Psoriasis Tied to High BMI, Low Meat Intake in Japanese Study
Meat, fish intake patterns among psoriasis patients in Japan opposite of those in Western countries
FRIDAY, Sept. 27, 2019 (HealthDay News) -- Psoriasis is associated with high body mass index (BMI) and low intake of meat, according to a Japanese study published in the September issue of the Journal of Dermatology.
Hiroko Yamashita, from Nippon Medical School in Tokyo, and colleagues evaluated dietary habits in adult Japanese patients with psoriasis using a validated, self-administered dietary history questionnaire. Results were compared to those of age- and sex-matched healthy controls.

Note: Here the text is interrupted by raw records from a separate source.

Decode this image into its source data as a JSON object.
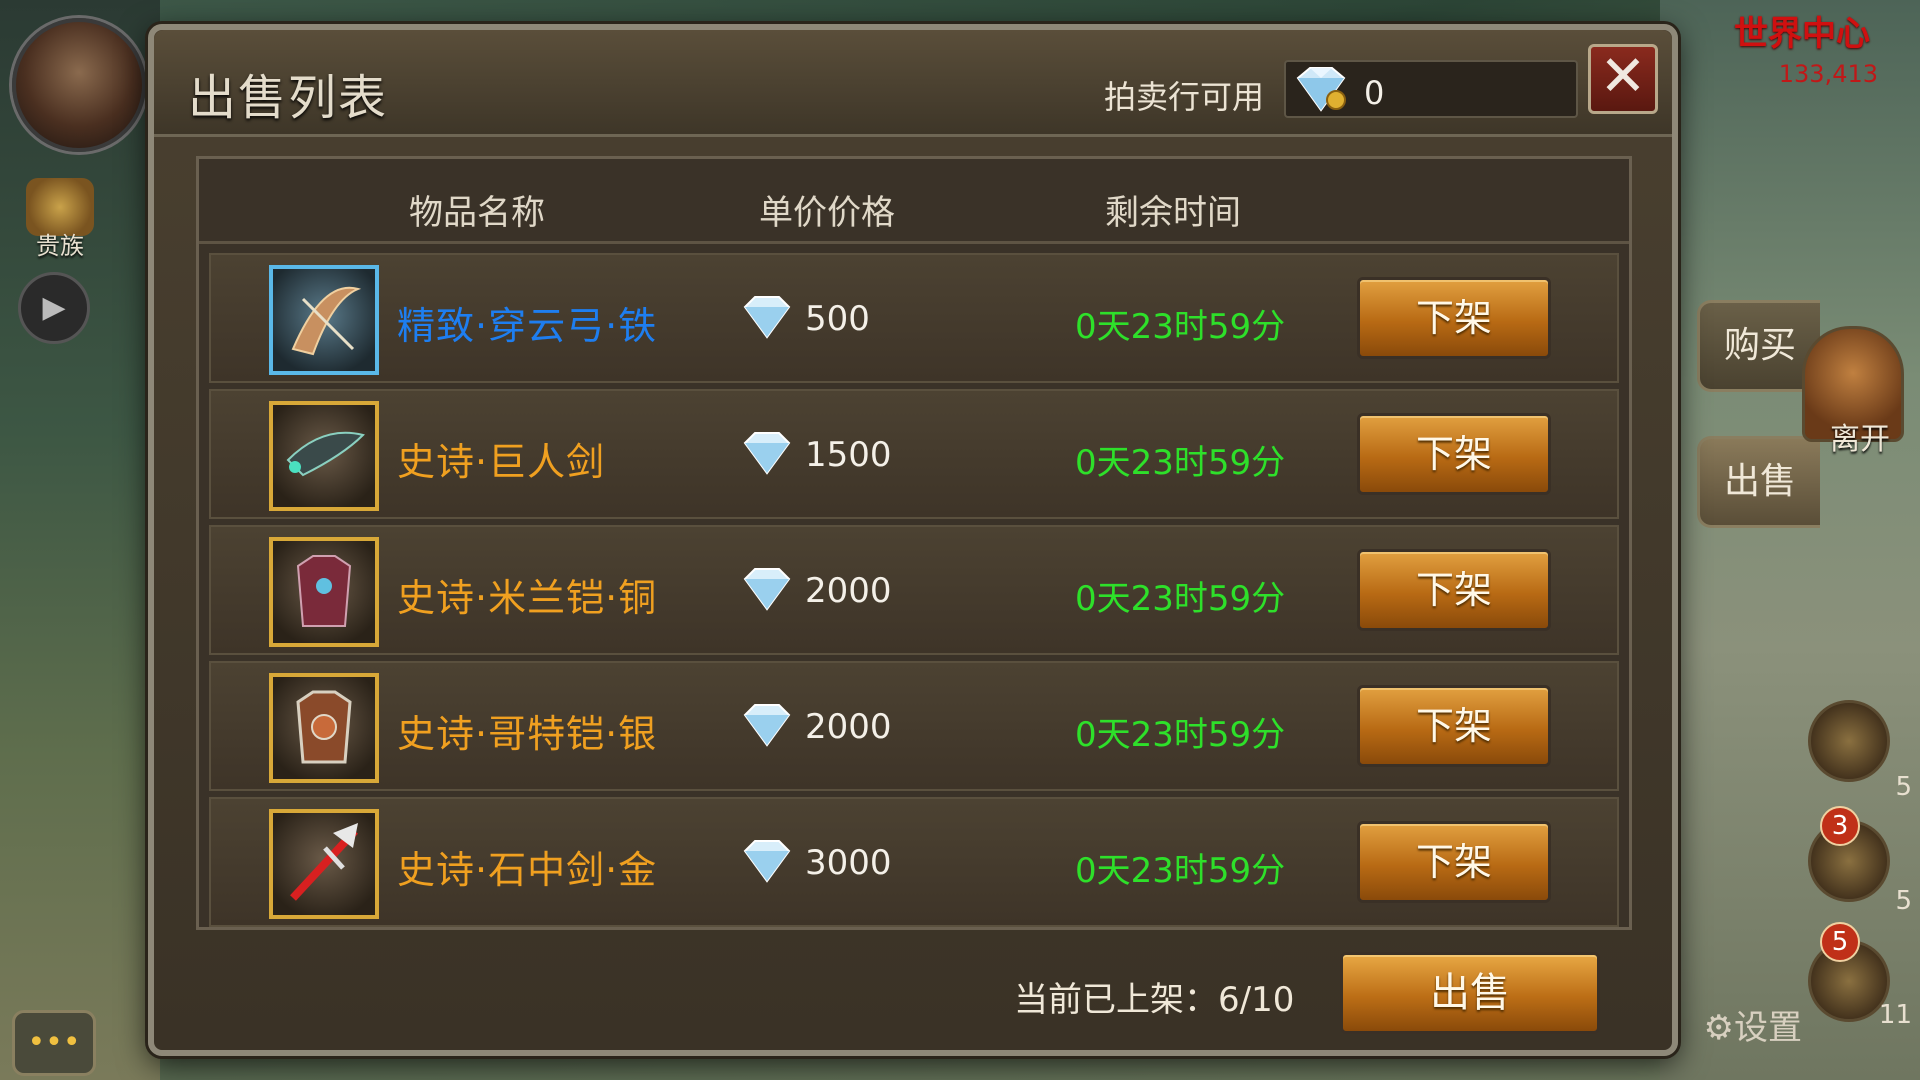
{
  "hud": {
    "noble_label": "贵族",
    "world_center": "世界中心",
    "world_count": "133,413",
    "buy_tab": "购买",
    "sell_tab": "出售",
    "leave_label": "离开",
    "settings_label": "设置",
    "badges": [
      "3",
      "5"
    ],
    "side_numbers": [
      "5",
      "5",
      "11"
    ]
  },
  "modal": {
    "title": "出售列表",
    "auction_label": "拍卖行可用",
    "auction_balance": "0",
    "close_symbol": "✕",
    "columns": {
      "name": "物品名称",
      "price": "单价价格",
      "time": "剩余时间"
    },
    "items": [
      {
        "name": "精致·穿云弓·铁",
        "price": "500",
        "time": "0天23时59分",
        "action": "下架",
        "rarity": "fine"
      },
      {
        "name": "史诗·巨人剑",
        "price": "1500",
        "time": "0天23时59分",
        "action": "下架",
        "rarity": "epic"
      },
      {
        "name": "史诗·米兰铠·铜",
        "price": "2000",
        "time": "0天23时59分",
        "action": "下架",
        "rarity": "epic"
      },
      {
        "name": "史诗·哥特铠·银",
        "price": "2000",
        "time": "0天23时59分",
        "action": "下架",
        "rarity": "epic"
      },
      {
        "name": "史诗·石中剑·金",
        "price": "3000",
        "time": "0天23时59分",
        "action": "下架",
        "rarity": "epic"
      }
    ],
    "listed_count": "当前已上架：6/10",
    "sell_button": "出售"
  },
  "colors": {
    "fine_name": "#1e7ef0",
    "epic_name": "#f0a020",
    "time_text": "#2ee02a",
    "button_orange": "#bc6e16"
  },
  "icons": {
    "currency": "diamond-icon",
    "close": "close-icon"
  }
}
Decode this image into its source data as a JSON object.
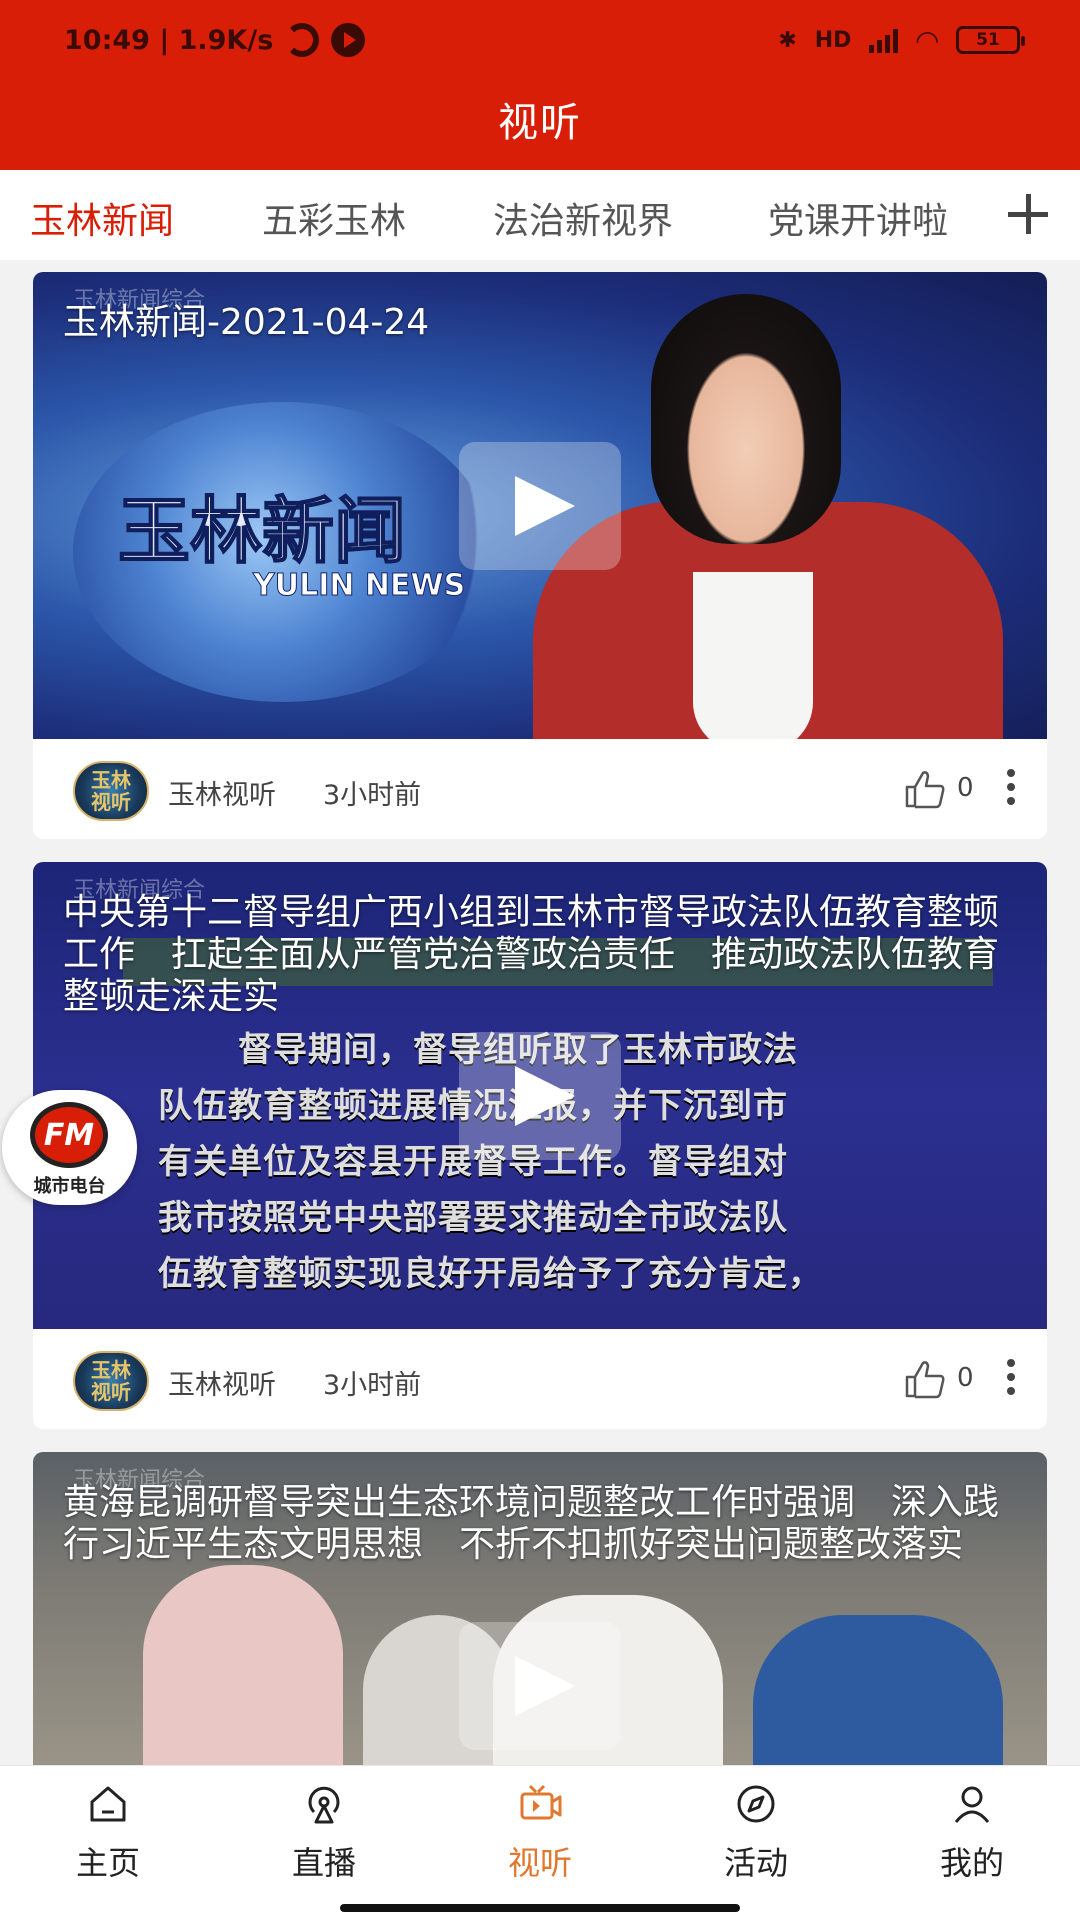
{
  "status_bar": {
    "time_speed": "10:49 | 1.9K/s",
    "network": "HD",
    "battery": "51"
  },
  "header": {
    "title": "视听"
  },
  "tabs": [
    {
      "label": "玉林新闻",
      "active": true
    },
    {
      "label": "五彩玉林",
      "active": false
    },
    {
      "label": "法治新视界",
      "active": false
    },
    {
      "label": "党课开讲啦",
      "active": false
    }
  ],
  "cards": [
    {
      "title": "玉林新闻-2021-04-24",
      "channel_mark": "玉林新闻综合",
      "logo_text": "玉林新闻",
      "logo_sub": "YULIN NEWS",
      "source": "玉林视听",
      "time": "3小时前",
      "likes": "0"
    },
    {
      "title": "中央第十二督导组广西小组到玉林市督导政法队伍教育整顿工作　扛起全面从严管党治警政治责任　推动政法队伍教育整顿走深走实",
      "channel_mark": "玉林新闻综合",
      "lines": [
        "督导期间，督导组听取了玉林市政法",
        "队伍教育整顿进展情况汇报，并下沉到市",
        "有关单位及容县开展督导工作。督导组对",
        "我市按照党中央部署要求推动全市政法队",
        "伍教育整顿实现良好开局给予了充分肯定，"
      ],
      "source": "玉林视听",
      "time": "3小时前",
      "likes": "0"
    },
    {
      "title": "黄海昆调研督导突出生态环境问题整改工作时强调　深入践行习近平生态文明思想　不折不扣抓好突出问题整改落实",
      "channel_mark": "玉林新闻综合"
    }
  ],
  "avatar_text": "玉林视听",
  "fm": {
    "badge": "FM",
    "label": "城市电台"
  },
  "bottom_nav": [
    {
      "label": "主页",
      "icon": "home-icon",
      "active": false
    },
    {
      "label": "直播",
      "icon": "live-icon",
      "active": false
    },
    {
      "label": "视听",
      "icon": "tv-icon",
      "active": true
    },
    {
      "label": "活动",
      "icon": "compass-icon",
      "active": false
    },
    {
      "label": "我的",
      "icon": "user-icon",
      "active": false
    }
  ],
  "colors": {
    "brand_red": "#d81e06",
    "active_nav": "#e0782f"
  }
}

The researchers found that Japanese psoriasis patients had higher BMIs, higher intake of fish/shellfish, pulses, sugar/sweeteners, vitamin B12, and vitamin D, and lower intake of meat, compared with healthy controls. Psoriasis was associated with high BMI and low intake of meat. In patients with high Psoriasis Area and Severity Index scores, intake of confection was higher than that seen in those with low scores. In psoriasis patients with arthritis, the intake of β-carotene, vitamin A, and green/yellow vegetables was higher than that seen in patients without arthritis.
"Most of the previous studies in Western countries showed higher intake of fat and lower intake of fish in psoriatic patients compared with the reference groups," the authors write. "However, our results in Japanese psoriatic patients are rather different from those in Western countries: higher intake of fish/shellfish and pulses, and lower intake of meat compared with controls, though the Japanese patients showed higher BMI compared with controls, similar to Western patients."